LS: Yeah, I mean, at times I think we have just unfortunately missed out. There are reasons behind why the performance has been poor, but it’s definitely a focus point and we’ll be working on it moving forward.
Is there a particular reason? With the car or the set-up?
LS: I think there’s always a reason. I think we’ve been unfortunate a couple of times with traffic here and there. But at the last couple of races the car just hasn’t been very competitive, which is the main reason, really. In order to qualify well, you need a quick car under you and, with the midfield being so tight, we see from track to track the strengths and weaknesses of different teams on different types of circuit. The last couple of events haven’t suited our car. But then there’s definitely things on my side that I need to work on, to get to grips with the car. It’s a new car, a new environment for me and I need to work on my weaknesses and build on my strengths. On the positive side, the race pace has been very good. We’ve managed to score points in a couple of events – but we definitely want to be consistently in the points more often and fighting up at the front, that’s the goal.

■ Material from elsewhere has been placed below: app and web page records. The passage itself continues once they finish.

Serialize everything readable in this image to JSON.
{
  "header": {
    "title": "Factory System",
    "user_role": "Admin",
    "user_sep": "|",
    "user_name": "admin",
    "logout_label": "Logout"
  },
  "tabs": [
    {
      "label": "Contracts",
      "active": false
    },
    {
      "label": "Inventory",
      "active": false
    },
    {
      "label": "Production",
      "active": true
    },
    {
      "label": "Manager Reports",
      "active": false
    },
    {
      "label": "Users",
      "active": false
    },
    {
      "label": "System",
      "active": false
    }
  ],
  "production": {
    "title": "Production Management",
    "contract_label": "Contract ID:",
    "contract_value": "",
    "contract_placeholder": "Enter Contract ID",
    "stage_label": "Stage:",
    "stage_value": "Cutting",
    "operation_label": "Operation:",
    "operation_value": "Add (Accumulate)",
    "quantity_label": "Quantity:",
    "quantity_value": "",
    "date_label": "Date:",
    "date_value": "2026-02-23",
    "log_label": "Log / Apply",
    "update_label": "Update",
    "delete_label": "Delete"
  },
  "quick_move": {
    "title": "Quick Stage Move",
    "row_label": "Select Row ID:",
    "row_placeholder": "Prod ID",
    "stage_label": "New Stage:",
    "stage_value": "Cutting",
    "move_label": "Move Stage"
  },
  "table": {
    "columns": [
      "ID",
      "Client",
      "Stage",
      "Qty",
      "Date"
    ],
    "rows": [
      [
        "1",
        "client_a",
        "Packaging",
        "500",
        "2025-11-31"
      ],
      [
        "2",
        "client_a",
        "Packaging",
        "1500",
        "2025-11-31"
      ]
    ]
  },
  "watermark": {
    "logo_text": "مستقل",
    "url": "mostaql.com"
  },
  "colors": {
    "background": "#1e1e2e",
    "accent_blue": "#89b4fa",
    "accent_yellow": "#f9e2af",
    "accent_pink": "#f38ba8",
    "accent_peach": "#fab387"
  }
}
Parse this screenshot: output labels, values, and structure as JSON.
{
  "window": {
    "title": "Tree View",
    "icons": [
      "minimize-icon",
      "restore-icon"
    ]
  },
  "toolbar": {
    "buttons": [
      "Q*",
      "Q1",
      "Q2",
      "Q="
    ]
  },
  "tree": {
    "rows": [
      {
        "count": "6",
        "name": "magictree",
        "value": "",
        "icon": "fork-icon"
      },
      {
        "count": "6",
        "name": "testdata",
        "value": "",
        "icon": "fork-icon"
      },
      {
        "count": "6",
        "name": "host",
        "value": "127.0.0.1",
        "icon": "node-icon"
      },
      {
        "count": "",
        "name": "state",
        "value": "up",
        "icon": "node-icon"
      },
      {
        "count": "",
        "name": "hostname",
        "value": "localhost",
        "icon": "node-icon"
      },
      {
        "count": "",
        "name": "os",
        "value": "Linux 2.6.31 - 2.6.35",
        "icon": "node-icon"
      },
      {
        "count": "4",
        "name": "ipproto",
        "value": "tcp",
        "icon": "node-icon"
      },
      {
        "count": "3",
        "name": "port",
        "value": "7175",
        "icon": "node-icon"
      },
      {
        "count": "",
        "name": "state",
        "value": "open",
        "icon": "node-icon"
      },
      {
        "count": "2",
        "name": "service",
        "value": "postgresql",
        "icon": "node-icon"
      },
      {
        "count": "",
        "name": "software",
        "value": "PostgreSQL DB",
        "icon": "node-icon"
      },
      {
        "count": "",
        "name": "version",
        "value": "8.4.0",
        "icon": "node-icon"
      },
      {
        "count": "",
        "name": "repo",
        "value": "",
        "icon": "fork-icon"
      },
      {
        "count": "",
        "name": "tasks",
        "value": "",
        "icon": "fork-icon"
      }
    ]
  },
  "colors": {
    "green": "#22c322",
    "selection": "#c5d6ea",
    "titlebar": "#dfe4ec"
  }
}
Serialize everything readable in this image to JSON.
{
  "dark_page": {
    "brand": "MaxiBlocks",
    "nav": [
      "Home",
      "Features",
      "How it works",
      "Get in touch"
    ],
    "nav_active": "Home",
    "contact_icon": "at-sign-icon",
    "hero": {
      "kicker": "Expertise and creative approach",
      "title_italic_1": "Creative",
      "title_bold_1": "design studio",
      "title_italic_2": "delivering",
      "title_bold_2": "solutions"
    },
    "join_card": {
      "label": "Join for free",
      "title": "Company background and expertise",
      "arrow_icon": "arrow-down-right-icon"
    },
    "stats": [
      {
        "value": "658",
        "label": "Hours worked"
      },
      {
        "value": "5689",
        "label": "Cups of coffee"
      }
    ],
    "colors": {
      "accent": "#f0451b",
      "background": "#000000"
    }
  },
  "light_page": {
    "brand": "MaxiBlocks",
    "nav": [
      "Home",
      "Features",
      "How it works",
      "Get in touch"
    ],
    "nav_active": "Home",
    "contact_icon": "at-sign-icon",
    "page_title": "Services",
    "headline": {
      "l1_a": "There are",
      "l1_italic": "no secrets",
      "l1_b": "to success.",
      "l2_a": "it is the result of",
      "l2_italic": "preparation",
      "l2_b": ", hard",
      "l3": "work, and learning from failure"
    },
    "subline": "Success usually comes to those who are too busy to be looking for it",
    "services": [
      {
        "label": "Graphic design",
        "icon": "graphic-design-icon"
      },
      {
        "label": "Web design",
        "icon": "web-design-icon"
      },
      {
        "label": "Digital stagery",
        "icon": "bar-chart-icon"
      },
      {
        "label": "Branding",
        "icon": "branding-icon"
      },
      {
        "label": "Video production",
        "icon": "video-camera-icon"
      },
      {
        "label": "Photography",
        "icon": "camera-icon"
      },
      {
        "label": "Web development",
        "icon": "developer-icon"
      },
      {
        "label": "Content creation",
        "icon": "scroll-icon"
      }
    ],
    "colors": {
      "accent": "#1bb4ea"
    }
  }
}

The rules are being considered for revision and right now we’ve got a pretty substantial gap between the top three teams and the midfield. What do you, as a driver, think should happen to the rules?
LS: I think closer racing, to start off with, is the main thing. There’s a bunch of other factors which could use some change but I think closer racing and budget caps to make the field more equal would be much more exciting. You look at the NHL, the NFL, or the NBA and the teams are so close. On any given Sunday in the NFL, any team can win. That’s because it’s capped properly and that allows for exciting competition. It would be great to see the same thing in Formula One where instead of a second and a half or two seconds between the field, it comes down to tenths. I think that would really spice things up. And then, of course, closer racing – regulation changes to allow us to race wheel to wheel, which I know is definitely a focus point. So, really all these things.